In the midst of this dark period, she did what only she could do. Sanchez began curating shows out of her bedroom in England, sparked by an artist friend who needed a gallery show on her resume to boost her own immigration application.
By appointment only, the newly inaugurated gallery space Daisy’s Room would end up hosting artists like Brie Moreno, Inez Valentine (whose works Music, Dance, Nicole (2022) and Pushkin, (2022) were included in Trivial Pursuit), and Gal Schindler.
“We put my mattress in the living room,” she said. “My flatmates helped me hang the works in my tiny room.”
Louis Shannon, founder and director of Entrance Gallery took notice and they began a relationship that would result in Trivial Pursuit.
“The idea for the show partly came from thinking about what is trivialized by the contemporary art market, like video, photography, works on paper, which are not conferred nearly the same kind of esteem or market valuation as a painting,” said Sanchez. “This is partially due to archival conundrums and issues of sole ownership … but what it comes down to is it’s much more difficult to make a living as an artist working in a trivialized medium.”
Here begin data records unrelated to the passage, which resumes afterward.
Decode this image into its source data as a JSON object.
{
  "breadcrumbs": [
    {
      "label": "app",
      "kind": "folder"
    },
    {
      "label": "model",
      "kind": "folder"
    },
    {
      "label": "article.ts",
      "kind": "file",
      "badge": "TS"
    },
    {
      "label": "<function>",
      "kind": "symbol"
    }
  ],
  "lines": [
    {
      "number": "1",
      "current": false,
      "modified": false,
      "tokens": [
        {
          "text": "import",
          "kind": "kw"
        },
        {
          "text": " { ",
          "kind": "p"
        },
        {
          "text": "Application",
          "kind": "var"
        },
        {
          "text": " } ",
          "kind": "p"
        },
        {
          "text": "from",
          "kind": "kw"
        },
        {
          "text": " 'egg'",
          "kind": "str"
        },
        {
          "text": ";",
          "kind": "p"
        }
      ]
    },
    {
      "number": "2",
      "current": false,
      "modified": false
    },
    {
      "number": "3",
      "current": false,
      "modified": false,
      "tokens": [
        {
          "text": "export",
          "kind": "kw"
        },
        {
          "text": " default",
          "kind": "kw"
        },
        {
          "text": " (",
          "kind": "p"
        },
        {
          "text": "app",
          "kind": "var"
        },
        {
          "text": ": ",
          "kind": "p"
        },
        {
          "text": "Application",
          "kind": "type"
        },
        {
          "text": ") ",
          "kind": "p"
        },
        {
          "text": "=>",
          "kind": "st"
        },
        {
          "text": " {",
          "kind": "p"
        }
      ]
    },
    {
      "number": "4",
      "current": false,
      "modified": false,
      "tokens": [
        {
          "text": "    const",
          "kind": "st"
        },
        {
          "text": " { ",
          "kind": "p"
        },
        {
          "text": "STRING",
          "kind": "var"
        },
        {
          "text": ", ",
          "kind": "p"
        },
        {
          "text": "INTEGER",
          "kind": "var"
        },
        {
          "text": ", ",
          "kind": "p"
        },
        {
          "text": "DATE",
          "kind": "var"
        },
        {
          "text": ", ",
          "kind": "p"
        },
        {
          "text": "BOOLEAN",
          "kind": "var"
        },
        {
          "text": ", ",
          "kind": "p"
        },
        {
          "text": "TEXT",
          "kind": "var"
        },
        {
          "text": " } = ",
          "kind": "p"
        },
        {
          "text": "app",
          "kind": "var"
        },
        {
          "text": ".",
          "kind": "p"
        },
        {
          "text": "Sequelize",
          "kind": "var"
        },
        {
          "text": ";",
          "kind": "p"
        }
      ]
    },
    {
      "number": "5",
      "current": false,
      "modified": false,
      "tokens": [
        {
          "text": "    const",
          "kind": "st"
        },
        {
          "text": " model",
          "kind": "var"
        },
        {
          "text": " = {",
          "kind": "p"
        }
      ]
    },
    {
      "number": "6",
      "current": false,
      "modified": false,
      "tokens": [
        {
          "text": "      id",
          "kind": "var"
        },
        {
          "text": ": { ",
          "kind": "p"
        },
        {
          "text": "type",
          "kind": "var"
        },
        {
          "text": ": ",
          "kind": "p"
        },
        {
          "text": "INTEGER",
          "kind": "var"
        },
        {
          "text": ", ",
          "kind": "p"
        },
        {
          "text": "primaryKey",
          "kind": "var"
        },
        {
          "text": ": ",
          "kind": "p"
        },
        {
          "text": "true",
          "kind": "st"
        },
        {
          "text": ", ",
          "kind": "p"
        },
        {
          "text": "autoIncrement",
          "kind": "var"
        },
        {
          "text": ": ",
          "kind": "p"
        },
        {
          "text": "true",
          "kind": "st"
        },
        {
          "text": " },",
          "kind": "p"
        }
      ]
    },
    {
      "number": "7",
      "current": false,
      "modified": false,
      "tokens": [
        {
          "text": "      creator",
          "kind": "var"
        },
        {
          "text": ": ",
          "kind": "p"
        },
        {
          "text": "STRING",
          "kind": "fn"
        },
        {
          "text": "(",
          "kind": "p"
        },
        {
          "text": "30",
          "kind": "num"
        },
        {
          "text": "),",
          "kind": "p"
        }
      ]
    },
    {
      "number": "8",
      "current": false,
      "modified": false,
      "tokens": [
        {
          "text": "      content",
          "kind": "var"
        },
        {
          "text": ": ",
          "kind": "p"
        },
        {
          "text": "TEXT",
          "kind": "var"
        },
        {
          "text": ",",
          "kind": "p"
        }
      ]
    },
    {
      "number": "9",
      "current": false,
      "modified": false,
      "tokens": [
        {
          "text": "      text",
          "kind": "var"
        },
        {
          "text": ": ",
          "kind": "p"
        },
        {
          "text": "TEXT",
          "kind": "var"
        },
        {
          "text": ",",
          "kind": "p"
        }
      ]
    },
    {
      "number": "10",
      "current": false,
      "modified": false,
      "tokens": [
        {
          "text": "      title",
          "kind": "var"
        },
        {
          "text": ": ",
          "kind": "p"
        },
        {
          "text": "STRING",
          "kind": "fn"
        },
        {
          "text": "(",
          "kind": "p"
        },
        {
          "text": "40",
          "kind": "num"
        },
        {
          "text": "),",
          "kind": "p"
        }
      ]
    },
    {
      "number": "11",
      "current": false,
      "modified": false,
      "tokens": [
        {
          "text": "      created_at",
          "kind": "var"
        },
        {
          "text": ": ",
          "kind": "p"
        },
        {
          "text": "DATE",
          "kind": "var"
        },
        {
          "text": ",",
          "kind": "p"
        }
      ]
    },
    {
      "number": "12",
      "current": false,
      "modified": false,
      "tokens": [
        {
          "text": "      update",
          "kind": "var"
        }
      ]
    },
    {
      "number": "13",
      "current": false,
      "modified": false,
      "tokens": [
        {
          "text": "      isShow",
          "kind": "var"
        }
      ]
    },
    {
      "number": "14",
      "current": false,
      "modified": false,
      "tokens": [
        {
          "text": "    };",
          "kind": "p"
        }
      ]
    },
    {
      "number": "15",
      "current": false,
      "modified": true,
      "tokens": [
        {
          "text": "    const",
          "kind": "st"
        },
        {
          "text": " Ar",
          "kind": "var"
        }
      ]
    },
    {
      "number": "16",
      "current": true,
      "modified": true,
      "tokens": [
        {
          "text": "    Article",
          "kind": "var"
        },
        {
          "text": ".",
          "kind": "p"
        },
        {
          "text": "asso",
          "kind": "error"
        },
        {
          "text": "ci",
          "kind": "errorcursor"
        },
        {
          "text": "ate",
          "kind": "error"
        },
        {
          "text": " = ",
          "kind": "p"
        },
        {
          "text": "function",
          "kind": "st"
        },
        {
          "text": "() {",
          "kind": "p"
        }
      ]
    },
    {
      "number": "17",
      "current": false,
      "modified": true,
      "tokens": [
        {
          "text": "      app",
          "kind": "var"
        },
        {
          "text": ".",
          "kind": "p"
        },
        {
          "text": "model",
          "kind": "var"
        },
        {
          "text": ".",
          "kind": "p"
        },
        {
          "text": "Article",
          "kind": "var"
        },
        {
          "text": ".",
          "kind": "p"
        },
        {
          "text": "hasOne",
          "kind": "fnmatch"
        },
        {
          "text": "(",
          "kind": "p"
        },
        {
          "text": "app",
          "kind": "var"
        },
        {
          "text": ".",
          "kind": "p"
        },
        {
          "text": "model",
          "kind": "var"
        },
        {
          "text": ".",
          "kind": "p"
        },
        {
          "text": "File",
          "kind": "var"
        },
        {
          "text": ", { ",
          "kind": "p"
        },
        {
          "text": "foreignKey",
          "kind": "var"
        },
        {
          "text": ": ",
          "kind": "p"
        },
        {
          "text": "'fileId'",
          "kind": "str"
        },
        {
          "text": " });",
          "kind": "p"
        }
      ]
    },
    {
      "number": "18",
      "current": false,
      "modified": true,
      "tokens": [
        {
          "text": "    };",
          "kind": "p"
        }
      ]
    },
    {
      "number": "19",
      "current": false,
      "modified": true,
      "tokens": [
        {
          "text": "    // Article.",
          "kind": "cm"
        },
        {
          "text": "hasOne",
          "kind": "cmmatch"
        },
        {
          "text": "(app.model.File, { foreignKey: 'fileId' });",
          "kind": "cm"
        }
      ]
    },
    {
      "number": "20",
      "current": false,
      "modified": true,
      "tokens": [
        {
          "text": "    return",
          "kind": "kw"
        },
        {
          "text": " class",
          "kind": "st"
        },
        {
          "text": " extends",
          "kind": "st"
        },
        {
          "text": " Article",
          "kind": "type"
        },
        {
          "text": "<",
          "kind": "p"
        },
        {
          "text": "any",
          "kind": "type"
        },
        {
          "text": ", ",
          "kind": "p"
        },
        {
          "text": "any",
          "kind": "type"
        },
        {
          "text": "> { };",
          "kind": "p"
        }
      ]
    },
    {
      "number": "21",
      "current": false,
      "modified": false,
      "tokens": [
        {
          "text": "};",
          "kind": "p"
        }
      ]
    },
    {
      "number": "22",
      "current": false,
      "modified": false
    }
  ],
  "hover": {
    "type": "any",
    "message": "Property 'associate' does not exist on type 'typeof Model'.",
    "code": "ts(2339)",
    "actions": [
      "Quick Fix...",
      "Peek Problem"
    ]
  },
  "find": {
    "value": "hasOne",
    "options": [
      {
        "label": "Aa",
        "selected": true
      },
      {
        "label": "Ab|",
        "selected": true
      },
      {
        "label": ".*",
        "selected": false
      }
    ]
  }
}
And yet, according to Sanchez, artists find themselves in a position where doing commercial work, which actually pays, is seen as trivial, cheapening.
“So many people learned about [George] Condo when he painted that Birkin for Kanye and Kim posted it. Thank god that Marc Jacobs did that Louis Vuitton collaboration with [Takashi] Murakami and Richard Prince,” said Sanchez, veering away from the dominant art world opinion that artists who make toys or accessories are the scourge of the arts.
“Who cares if it’s handbag decoration if the public sees this work, if it enters into this greater circulation?”
But, for all this talk of money, Sanchez is always on the lookout for something free: space to do more curatorial work. Currently she’s showing one new work a week in the window of Theta Gallery.
“I’m always looking, all the time, for someone to let me do something,” she said.